Mother’s Day (2016)

mothers-dayI’ll admit I wish I’d known more about filmmaker Nico Raineau sooner, as he’s managed to deliver some really interesting short films lately. “Mother’s Day” is a complete departure from the bone crunching action drama of “Brix and the Bitch” and it’s a fine drama comedy that I wanted more from. And you know you’re watching a great short film when you could have sat through two hours of the characters barely noticing the time pass. Lauren Schacher (who co-writes with Raineau) plays Mara, a young clubber who awakens in the house of the man she spent the night with one morning.

The man she was with is happy to leave and be on his way leaving her behind in his apartment. As Mara prepares to leave for work, she meets young Brandon who is sitting by the door waiting for his dad. Unprepared and incapable of leaving him alone, she takes Brandon along with her for the day, looking for his dad and finding the circumstances of his life somewhat sad. Forced to go to work as a cleaning lady, Mara soon finds the appeal of a steady life of being a mother when she is forced to chase after the precocious Brandon as well as her client’s young daughter Violet.
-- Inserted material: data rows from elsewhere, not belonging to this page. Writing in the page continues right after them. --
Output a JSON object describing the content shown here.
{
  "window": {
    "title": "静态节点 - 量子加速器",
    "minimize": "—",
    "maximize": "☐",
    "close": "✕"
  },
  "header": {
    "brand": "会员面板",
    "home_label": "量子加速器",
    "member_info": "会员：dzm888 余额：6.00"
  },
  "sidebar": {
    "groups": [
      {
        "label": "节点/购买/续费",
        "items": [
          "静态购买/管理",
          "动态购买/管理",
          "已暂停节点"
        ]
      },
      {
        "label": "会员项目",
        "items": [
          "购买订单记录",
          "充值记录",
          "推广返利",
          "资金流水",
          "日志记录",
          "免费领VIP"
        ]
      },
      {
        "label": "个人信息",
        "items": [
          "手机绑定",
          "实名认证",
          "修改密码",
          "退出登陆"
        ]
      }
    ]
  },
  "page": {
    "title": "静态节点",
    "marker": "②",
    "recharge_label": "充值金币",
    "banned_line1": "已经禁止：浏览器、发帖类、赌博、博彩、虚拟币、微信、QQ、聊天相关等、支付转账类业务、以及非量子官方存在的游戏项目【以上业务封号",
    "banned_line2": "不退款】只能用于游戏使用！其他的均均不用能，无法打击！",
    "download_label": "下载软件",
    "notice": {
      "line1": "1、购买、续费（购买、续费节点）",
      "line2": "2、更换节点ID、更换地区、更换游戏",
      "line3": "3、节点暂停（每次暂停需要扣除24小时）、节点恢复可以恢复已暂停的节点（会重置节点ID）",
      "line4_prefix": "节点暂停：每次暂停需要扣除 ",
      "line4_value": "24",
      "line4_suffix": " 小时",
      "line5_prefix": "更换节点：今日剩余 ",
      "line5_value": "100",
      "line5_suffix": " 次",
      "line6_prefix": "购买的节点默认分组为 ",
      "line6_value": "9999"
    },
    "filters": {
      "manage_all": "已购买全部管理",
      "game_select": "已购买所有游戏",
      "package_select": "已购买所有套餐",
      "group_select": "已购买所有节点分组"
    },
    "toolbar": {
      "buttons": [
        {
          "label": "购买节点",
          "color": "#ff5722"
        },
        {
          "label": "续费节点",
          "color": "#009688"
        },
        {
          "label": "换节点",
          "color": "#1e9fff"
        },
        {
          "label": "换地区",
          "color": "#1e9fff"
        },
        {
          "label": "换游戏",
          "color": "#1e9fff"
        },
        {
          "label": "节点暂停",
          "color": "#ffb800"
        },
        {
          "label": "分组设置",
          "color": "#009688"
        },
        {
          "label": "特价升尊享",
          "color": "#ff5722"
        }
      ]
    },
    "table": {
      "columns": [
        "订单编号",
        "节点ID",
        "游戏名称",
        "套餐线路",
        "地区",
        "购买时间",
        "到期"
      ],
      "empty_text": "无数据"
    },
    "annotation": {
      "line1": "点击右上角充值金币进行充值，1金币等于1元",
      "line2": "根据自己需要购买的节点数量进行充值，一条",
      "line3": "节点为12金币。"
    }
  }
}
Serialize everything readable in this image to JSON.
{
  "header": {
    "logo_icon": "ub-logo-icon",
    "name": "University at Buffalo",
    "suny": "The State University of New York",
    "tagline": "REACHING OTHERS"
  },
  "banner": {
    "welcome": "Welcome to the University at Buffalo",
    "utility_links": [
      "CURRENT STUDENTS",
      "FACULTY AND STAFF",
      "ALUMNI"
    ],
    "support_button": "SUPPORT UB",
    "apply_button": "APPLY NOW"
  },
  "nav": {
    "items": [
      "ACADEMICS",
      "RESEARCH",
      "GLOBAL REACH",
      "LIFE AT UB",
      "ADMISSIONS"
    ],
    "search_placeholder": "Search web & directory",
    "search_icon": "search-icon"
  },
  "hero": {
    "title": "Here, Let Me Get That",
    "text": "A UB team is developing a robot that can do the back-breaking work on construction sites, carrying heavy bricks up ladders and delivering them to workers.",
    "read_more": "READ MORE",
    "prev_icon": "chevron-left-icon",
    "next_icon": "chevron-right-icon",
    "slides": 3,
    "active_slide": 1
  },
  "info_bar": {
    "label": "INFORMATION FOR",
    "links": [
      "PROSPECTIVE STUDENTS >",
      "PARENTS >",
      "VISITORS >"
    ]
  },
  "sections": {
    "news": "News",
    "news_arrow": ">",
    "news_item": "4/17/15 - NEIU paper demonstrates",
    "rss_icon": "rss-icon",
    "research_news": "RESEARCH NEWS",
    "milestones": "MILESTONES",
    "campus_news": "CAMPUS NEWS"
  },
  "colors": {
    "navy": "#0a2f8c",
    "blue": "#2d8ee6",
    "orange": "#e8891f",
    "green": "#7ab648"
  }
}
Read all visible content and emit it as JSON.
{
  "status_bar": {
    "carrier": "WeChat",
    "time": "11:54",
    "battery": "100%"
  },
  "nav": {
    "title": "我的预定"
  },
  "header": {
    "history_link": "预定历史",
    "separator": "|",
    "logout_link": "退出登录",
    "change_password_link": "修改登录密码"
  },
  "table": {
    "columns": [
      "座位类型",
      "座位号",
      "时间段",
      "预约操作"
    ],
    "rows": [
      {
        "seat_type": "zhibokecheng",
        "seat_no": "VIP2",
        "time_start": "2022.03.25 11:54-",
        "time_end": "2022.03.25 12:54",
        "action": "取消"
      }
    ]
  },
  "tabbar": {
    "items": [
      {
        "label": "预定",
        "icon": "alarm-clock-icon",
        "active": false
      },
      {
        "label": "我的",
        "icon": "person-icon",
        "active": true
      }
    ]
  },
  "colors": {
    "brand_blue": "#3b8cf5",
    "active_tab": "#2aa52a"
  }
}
Raineau thankfully avoids a lot of clichés and side steps pit falls that could have turned “Mother’s Day” in to a trite drama comedy.

The performances all around are absolutely excellent and very natural, with stars Schacher and Robert Carbo presenting a fantastic chemistry with one another. Raineau depicts the stability of family life as a charming circumstance, while Mara slowly grows and begins to see what the other side of the fence is like. She’s already been the party girl, now whether she likes it or not, she’s experiencing what being a mom and looking after someone but herself is like. “Mother’s Day” is a remarkable drama comedy that packs one heck of a great plot twist. I thought I had this film pegged from the outset, but Raineau twists conventions and hands audiences something very outside the box and compelling.